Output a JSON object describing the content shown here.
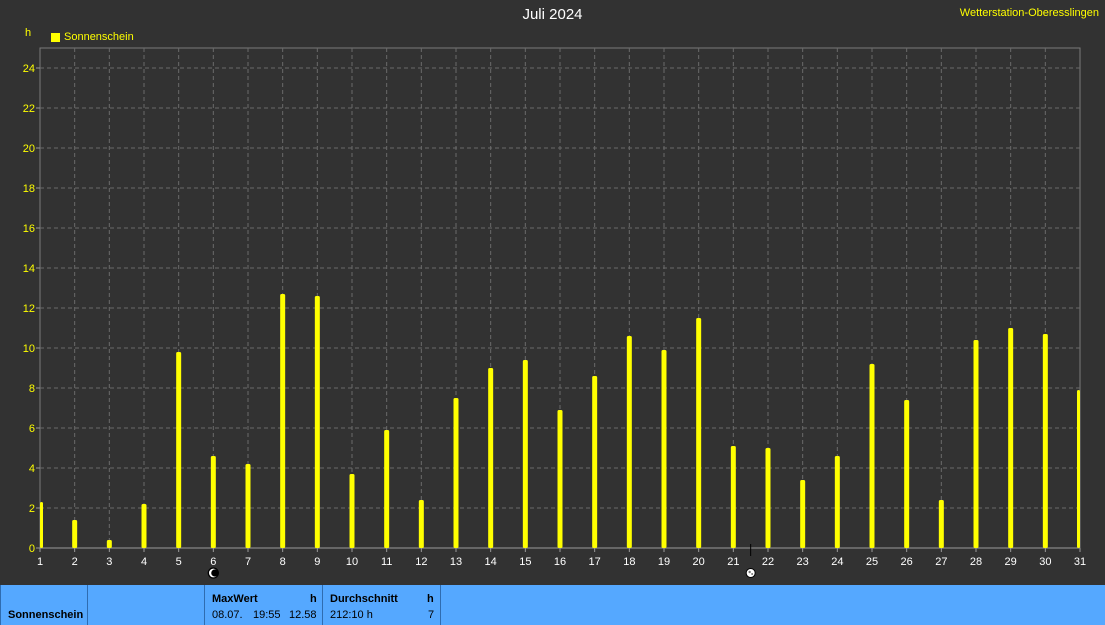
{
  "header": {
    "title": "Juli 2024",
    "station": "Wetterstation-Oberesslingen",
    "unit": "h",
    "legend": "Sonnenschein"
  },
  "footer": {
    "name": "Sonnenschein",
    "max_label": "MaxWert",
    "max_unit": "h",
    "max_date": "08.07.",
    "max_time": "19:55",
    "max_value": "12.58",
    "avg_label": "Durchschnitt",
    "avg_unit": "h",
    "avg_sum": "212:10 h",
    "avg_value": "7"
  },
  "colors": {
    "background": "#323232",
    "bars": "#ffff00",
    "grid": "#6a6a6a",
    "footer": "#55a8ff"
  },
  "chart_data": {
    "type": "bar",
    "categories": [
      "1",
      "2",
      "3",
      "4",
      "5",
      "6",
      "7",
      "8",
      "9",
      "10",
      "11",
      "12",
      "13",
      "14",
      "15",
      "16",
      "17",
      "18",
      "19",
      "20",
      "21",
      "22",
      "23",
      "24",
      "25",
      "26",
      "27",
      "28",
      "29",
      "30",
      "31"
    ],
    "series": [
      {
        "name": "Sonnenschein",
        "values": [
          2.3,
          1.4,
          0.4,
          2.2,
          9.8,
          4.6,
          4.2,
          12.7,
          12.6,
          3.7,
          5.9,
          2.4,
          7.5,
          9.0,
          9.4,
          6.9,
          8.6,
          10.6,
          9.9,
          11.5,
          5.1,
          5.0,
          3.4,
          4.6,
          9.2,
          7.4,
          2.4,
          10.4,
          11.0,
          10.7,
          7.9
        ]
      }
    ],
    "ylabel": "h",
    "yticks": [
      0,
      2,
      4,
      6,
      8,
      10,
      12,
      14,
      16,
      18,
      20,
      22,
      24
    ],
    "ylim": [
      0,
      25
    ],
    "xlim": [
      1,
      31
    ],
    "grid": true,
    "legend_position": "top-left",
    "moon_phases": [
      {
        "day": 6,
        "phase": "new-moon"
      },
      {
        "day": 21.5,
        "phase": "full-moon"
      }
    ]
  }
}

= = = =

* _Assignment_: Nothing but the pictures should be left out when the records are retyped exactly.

* _Your solution_:
Output a JSON object describing the content shown here.
{
  "header": {
    "title": "Juli 2024",
    "station": "Wetterstation-Oberesslingen",
    "unit": "h",
    "legend": "Sonnenschein"
  },
  "footer": {
    "name": "Sonnenschein",
    "max_label": "MaxWert",
    "max_unit": "h",
    "max_date": "08.07.",
    "max_time": "19:55",
    "max_value": "12.58",
    "avg_label": "Durchschnitt",
    "avg_unit": "h",
    "avg_sum": "212:10 h",
    "avg_value": "7"
  },
  "colors": {
    "background": "#323232",
    "bars": "#ffff00",
    "grid": "#6a6a6a",
    "footer": "#55a8ff"
  },
  "chart_data": {
    "type": "bar",
    "categories": [
      "1",
      "2",
      "3",
      "4",
      "5",
      "6",
      "7",
      "8",
      "9",
      "10",
      "11",
      "12",
      "13",
      "14",
      "15",
      "16",
      "17",
      "18",
      "19",
      "20",
      "21",
      "22",
      "23",
      "24",
      "25",
      "26",
      "27",
      "28",
      "29",
      "30",
      "31"
    ],
    "series": [
      {
        "name": "Sonnenschein",
        "values": [
          2.3,
          1.4,
          0.4,
          2.2,
          9.8,
          4.6,
          4.2,
          12.7,
          12.6,
          3.7,
          5.9,
          2.4,
          7.5,
          9.0,
          9.4,
          6.9,
          8.6,
          10.6,
          9.9,
          11.5,
          5.1,
          5.0,
          3.4,
          4.6,
          9.2,
          7.4,
          2.4,
          10.4,
          11.0,
          10.7,
          7.9
        ]
      }
    ],
    "ylabel": "h",
    "yticks": [
      0,
      2,
      4,
      6,
      8,
      10,
      12,
      14,
      16,
      18,
      20,
      22,
      24
    ],
    "ylim": [
      0,
      25
    ],
    "xlim": [
      1,
      31
    ],
    "grid": true,
    "legend_position": "top-left",
    "moon_phases": [
      {
        "day": 6,
        "phase": "new-moon"
      },
      {
        "day": 21.5,
        "phase": "full-moon"
      }
    ]
  }
}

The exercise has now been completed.